Influencer Marketing: What You Need to Know
In marketing, almost more than anywhere else, buzz words and phrases dominate the lexicon. For the last twelve months or so, the biggest of those buzzes has been ‘influencer marketing’- the process by which products or services are sold through the endorsement of influential people, most notably via social media. So, what do you need to know?
Unlike the majority of marketing buzzes however, the impact of the influencer doesn’t appear to be fading. So, what do you need to know?
The Rise of the Market Influencer
Despite the term being ‘like, so 2017’, influencer marketing has been going on for a very long time. In fact, you could go so far as to name Josiah Wedgewood as the first proponent, back in the 1760s, when he gained royal endorsement for his pottery and used it for marketing purposes. You can see the thread leading forward to modern practices. So yes, influencer marketing has been around for a very long time. The difference now is the way in which we define and use it, and this change has come about thanks to firstly the internet, and then social media.

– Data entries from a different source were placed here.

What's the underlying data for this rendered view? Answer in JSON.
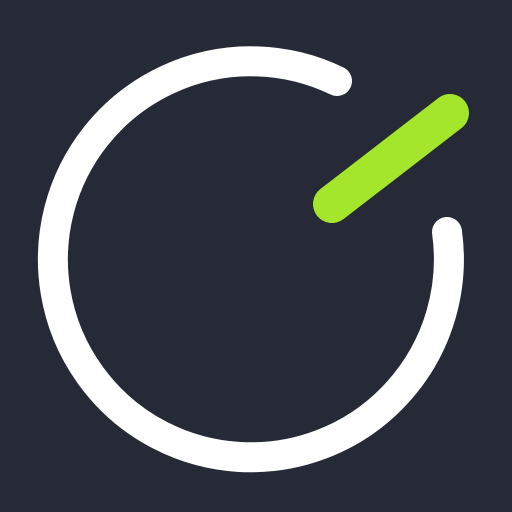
{
  "icon": {
    "name": "timer-logo-icon",
    "background_color": "#262936",
    "ring_color": "#FFFFFF",
    "hand_color": "#A3E62B"
  }
}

With the internet granting access to an almost limitless audience, bloggers were the first to cotton onto the fact that if they wrote in glowing terms about products, much free stuff would likely come their way. Seeing the huge potential power – and relatively low cost – of ‘peer reviews’, the marketing industry soon got behind the process and was waiting with open arms when social media broke onto the scene allowing bloggers to become vloggers and Insta-posters, embracing every form of digital technology and social media to reach a growing online following. Consequently, anyone with a smartphone and an internet connection can now become an influencer. But what does this mean for you?
What are the Benefits of Influencer Marketing?
First and foremost, it can offer a tremendous ROI. Influencer marketing is no longer just about giving out free samples to potential reviewers – although that it still a very low-cost option – because even clearly indicated paid-for posts can garner a terrific response from a well-selected demographic.
And it’s that well-selected demographic that makes up a second benefit: by using the correct influencer, your marketing can become highly targeted, taking your products to an audience that are already likely to be interested.
Thirdly, and no less importantly, influencer marketing is not impacted by ad-blocking technology. PageFair reports that over 615 million devices have now been installed with some kind of ad-blocking, and that by 2017 11% of internet users were blocking all forms of advertising – a 30% increase on the previous year. With influencer marketing, the product is the main content: it can’t be blocked, and the viewer doesn’t want it to be.
Finally, influencer marketing doesn’t just work to highlight a single product, but to boost brand awareness and authority. By being associated with the right influencer, a company gains credibility.
Five Types of Consumer Influencer
Influencers come in many forms, but how do you know which is the best for your business?
The celebrity influencer is famous (obviously) and has a large reach, with both a fan base and a media following. They can cross demographics and deliver an enormous ROI, but they usually require a large up-front investment, which isn’t always viable for the smaller company.
If you’re looking to launch a new product line, then the trendsetter influencer – usually social media stars, but also marketing platforms, such as Buzzfeed – can be the ideal starting point, particularly if your target demographic is the teen to young-adult category.
Bloggers were the first modern influencers, and they still hold a lot of clout. They are considered to be knowledgeable in their field and they are passionate about what they do, delivering your products – through reviews, how-to’s and advertising – to a dedicated niche audience.
The expert influencer is like the blogger, only with better credentials and they have an existing following – either via blogging, YouTube, Instagram, Facebook, Twitter, or a combination of all of the above – who are already interested in what they have to say.
Once you decide which influencer type will best suit your business, then there are endless tools to help you find them. You could just peruse Instagram and YouTube, but the likes of Followerwonk, Discover.ly and TweetDeck can be used to discover who’s trending, track the reach of individual influencers, and find out the kind of followers they attract.
So, what can we expect from the influencer scene as we look ahead?
How Will Influencer Marketing Change in the Next Year?
Ask anyone about the changing face of influencer marketing, and the very first area they will comment on is transparency. Until relatively recently it wasn’t uncommon for bloggers and vloggers to rave about a product or service without disclosing that they’d been paid to do so. While various global authorities put their collective feet down on this practice, it’s still not compulsory to highlight sponsored posts when linking them to social media. This is going to change. Instagram is leading the way with this, with ‘branded content’ options, but other social media sites will soon follow suit.
Influencer marketing is also likely to widen its net. Currently, 92% of businesses rely primarily on Instagram, and while the platform will remain the leader, Facebook, YouTube and Snapchat are all making gains.
Finally, experiential, or ‘on-ground’ marketing, will begin to work in tandem with the influencers, with real life events dovetailing with online activities.
With reduced television viewing and stronger online ad-blocking and regulation, everyone is agreed that influencer marketing is here to stay. It has become an important tool in a difficult environment. The trick now is to find a way for your business to use it wisely.